Teresa and her colleagues are keen to stress that the tests do not drive the way they teach. “We use PiE and PiM to track the children’s progress and identify those who need intervention and extra support or extension.”
If a child has a weak score overall, the team will look at the results to see which area is causing problems. In PiE, for example, the profile might highlight that spelling, grammar or reading comprehension is an issue.The test can identify where the child needs some extra attention or even further diagnostic testing.
The same applies in maths – the PiM test can reveal where children are having trouble handling data, numbers or shapes. “We often use the PiE and PiM test results in conferences with parents to help them understand how their child is doing,” says Teresa. “We can show where the other children of the same age are in a subject and where their child is within that age group. It is also useful sometimes to be able to explain that a child who is not doing so well in a high performing class is still doing better than the norm.”
Staff at ISH will help children with special educational needs or difficulties with the language to understand the questions in the tests. “Sometimes we will read the questions out to a child to help them and can consult a French or Dutch maths dictionary, for example, to ensure the children understand what they are being asked,” says Teresa.
“It is important for us to be able to assess the pupils so that we can get an accurate picture of where the child is both in the class and more generally with their English and maths.”
“We often only have the children with us for a few years, so we need to be thorough in our analysis of their achievement in order to offer them the best help.”
Getting results against a timeframe
On average, non-English speakers take three years at the ISH to reach the level of native speakers in their PiE and PiM test results. “This can vary a lot as some children can take the test after only a year of learning English and score as well as native speakers, but this is rare,” says Teresa. “We find that children at this age are very quick to master the mechanics of reading, for example, but vocabulary and comprehension skills take more time to
Like most international schools, ISH has the added challenge of a constant turnover of pupils who often don’t stay for longer than three years. “When we have children who stay with us for more than three years, we find that they often perform above the average standard in most subjects by the time they leave.The Dutch Ministry of Education is very pleased with the results we have achieved,” says Teresa.
“We would definitely recommend GL Assessment’s PiE and PiM to other schools as they do exactly what they promise.They show us how the child is
progressing in our school and how this compares with the norm.
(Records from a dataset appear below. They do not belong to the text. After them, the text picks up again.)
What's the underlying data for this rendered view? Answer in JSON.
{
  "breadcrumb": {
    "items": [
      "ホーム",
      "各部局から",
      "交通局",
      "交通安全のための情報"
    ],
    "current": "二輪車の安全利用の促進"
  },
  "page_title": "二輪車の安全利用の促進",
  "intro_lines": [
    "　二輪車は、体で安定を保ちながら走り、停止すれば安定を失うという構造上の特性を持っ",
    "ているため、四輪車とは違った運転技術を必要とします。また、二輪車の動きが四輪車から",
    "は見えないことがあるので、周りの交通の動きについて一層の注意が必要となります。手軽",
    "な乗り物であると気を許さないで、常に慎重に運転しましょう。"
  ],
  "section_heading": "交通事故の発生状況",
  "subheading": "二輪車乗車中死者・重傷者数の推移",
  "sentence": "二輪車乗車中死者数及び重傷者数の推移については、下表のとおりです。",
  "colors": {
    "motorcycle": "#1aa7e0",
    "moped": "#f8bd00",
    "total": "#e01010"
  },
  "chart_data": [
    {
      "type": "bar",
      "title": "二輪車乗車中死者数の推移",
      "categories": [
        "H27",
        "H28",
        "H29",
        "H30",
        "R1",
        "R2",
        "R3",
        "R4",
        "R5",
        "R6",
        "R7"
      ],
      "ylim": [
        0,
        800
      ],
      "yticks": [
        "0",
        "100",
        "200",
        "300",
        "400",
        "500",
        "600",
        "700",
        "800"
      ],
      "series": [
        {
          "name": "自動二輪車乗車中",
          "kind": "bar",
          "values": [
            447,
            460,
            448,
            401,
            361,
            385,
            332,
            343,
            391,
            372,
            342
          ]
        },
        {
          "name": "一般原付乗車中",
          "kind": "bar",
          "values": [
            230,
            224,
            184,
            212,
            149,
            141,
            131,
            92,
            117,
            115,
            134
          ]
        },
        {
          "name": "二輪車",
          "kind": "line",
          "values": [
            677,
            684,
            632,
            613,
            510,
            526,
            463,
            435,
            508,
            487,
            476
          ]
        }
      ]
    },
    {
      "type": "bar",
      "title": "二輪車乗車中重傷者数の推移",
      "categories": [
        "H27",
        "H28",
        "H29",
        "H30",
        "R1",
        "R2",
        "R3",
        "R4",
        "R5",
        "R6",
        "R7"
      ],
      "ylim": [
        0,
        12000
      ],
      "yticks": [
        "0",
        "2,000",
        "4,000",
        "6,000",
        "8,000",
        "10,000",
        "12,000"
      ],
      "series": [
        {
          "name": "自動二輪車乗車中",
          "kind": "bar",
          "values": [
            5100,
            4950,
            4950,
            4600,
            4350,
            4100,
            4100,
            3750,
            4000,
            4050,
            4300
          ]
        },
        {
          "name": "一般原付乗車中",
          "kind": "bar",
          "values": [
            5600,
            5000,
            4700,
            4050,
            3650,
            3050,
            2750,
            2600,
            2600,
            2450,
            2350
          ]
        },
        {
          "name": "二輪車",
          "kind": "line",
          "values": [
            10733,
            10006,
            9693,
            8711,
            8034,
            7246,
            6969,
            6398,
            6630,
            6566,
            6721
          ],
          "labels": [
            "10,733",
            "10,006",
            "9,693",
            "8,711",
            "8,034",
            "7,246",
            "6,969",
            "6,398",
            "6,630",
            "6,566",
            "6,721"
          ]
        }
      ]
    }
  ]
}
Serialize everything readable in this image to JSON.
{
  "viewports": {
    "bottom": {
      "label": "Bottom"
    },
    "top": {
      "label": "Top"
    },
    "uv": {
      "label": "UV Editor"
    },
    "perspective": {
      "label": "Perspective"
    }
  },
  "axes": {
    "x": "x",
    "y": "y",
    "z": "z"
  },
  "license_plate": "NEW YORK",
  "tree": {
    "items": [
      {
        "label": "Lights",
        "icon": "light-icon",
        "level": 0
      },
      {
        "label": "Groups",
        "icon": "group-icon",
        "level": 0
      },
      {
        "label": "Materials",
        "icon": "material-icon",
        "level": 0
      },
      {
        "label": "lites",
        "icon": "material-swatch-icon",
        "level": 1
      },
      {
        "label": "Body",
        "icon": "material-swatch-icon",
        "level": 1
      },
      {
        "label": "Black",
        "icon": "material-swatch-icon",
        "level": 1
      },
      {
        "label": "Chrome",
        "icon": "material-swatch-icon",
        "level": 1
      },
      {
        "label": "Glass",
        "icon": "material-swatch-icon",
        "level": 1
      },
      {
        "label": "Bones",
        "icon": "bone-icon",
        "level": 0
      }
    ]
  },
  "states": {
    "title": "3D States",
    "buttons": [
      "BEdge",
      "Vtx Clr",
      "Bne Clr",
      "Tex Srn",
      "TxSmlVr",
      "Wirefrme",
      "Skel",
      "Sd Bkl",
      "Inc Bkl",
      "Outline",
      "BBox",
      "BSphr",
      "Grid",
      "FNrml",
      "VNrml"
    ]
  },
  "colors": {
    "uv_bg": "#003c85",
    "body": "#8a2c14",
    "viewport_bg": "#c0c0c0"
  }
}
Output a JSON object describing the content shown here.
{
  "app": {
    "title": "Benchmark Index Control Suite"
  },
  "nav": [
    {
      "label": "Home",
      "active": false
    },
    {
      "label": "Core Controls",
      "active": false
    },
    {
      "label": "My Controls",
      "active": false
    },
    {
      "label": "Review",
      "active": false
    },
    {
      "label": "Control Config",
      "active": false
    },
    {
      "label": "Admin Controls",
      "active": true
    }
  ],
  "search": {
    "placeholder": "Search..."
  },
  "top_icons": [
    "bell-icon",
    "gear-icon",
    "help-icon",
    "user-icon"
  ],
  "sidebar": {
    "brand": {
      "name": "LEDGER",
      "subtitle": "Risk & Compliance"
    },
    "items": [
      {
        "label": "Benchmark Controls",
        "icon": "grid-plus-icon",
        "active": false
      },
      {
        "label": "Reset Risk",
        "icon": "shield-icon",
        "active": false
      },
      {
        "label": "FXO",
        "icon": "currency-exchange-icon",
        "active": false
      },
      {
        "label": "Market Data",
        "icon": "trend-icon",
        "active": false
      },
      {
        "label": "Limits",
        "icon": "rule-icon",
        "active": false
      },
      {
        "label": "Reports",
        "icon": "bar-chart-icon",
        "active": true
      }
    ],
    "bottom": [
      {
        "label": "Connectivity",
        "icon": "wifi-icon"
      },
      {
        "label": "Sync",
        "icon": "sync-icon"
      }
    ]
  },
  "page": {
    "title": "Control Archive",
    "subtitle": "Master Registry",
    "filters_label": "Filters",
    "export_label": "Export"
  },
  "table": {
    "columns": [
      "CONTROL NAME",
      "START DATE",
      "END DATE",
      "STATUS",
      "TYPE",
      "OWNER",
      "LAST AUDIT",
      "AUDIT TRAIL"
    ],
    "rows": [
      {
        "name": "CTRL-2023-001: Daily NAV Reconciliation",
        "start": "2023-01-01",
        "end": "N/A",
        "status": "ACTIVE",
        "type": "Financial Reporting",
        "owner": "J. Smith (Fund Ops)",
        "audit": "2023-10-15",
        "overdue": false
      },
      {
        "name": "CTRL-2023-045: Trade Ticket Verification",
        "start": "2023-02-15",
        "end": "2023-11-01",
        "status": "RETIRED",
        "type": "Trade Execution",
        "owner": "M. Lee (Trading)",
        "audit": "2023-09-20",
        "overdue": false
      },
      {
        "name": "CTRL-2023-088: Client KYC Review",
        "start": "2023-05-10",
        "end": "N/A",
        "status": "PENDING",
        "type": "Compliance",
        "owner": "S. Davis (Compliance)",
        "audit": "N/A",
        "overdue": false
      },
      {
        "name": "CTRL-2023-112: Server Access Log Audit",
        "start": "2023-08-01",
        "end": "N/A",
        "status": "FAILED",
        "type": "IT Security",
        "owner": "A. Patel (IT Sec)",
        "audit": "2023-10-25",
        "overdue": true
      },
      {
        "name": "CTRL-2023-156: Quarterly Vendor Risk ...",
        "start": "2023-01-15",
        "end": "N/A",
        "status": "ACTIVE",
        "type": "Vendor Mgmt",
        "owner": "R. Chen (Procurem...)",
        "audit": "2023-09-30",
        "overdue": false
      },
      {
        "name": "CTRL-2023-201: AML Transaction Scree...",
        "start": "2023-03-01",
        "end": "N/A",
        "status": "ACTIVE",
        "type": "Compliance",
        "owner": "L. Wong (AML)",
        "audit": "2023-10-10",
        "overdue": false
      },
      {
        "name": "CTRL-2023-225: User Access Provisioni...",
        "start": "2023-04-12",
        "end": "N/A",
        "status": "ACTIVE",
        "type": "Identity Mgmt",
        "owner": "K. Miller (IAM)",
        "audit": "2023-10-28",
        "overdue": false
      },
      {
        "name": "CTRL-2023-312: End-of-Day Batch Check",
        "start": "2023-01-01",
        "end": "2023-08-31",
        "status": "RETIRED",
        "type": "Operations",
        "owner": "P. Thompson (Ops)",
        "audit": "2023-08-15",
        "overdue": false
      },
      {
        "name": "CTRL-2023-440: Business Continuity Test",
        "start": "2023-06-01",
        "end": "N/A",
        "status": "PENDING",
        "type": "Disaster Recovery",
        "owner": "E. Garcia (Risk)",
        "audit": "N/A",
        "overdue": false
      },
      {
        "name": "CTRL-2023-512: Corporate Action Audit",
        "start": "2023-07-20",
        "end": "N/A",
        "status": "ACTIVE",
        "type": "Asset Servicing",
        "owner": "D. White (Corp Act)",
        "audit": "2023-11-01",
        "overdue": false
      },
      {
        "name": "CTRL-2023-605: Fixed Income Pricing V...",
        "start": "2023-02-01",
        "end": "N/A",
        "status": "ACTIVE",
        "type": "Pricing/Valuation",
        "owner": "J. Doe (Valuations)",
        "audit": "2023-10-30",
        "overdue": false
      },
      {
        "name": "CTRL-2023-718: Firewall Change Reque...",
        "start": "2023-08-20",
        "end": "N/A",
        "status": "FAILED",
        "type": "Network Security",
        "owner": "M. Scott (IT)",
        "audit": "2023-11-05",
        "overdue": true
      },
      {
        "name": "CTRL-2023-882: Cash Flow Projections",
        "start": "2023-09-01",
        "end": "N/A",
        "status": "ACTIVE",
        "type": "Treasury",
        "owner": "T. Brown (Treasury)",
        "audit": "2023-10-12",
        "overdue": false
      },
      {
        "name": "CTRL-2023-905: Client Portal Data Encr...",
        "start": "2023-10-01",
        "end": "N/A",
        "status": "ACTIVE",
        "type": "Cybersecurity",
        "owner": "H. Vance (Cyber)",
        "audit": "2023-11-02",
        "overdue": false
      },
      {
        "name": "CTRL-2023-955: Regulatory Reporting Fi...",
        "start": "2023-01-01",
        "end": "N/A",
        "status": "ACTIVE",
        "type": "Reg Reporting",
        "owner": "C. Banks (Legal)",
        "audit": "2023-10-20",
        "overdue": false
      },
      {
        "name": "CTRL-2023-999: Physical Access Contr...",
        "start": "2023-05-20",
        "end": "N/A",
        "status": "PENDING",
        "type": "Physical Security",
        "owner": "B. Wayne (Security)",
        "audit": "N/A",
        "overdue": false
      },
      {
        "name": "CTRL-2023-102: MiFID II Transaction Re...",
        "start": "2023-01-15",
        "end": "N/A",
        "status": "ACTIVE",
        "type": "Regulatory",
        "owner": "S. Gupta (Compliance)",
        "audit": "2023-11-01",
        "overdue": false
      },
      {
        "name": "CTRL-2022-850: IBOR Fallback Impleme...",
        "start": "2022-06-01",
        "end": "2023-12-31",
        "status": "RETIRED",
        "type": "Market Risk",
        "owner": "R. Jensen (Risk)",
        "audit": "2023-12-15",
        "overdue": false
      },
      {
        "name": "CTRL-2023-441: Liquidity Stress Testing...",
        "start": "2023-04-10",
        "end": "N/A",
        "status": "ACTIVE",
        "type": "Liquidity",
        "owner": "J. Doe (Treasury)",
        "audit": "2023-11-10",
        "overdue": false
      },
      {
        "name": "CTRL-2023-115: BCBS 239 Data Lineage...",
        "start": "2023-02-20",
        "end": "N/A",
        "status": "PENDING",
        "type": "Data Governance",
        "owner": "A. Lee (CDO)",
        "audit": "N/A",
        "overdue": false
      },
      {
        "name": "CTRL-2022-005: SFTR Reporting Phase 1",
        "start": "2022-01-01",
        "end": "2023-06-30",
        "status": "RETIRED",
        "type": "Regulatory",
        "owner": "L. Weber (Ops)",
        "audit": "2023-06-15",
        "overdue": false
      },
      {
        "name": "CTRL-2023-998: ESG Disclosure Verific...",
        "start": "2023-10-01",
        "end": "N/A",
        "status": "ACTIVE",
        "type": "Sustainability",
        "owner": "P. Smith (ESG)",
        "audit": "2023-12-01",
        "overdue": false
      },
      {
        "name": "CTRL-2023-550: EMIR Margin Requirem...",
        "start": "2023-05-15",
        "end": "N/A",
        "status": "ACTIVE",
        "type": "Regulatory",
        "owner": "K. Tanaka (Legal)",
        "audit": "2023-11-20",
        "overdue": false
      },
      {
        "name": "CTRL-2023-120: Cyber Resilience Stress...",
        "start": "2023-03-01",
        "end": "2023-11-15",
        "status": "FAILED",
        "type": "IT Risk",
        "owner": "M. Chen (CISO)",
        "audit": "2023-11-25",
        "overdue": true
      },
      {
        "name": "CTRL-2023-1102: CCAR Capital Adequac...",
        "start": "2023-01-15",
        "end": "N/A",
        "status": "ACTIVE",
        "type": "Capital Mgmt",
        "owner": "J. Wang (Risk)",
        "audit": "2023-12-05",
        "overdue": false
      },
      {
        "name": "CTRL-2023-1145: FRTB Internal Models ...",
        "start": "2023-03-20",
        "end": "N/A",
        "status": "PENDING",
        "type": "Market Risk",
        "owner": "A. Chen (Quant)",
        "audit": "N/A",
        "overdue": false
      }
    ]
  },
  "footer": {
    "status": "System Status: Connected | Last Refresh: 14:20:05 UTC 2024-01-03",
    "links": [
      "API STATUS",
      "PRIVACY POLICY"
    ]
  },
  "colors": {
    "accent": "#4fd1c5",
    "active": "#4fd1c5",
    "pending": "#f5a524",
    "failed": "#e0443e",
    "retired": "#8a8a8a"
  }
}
It is like having an outsider looking at what we are doing and helping us to show the rest of the world what great progress our children are making.”
Doha College is one of the leading British curriculum schools in Qatar, offering an outstanding education to more than 2000 students from over 70 different nationalities, aged 3 to 18. The school was the first in the world to gain a High Performance Learning accreditation in June 2018. This approach puts mastery at the heart of the curriculum, instilling thinking skills and a growth mindset in students, in an enquiry-based learning environment.
The Edron Academy is one of the leading British bi-cultural schools in Mexico City, known for its high academic standards, broad curriculum and unique core values. With over 1,000 students, aged 2-18 years, the school follows the English National Curriculum alongside key parts of the Mexican National Curriculum, offering iGCSE courses and the IB Diploma.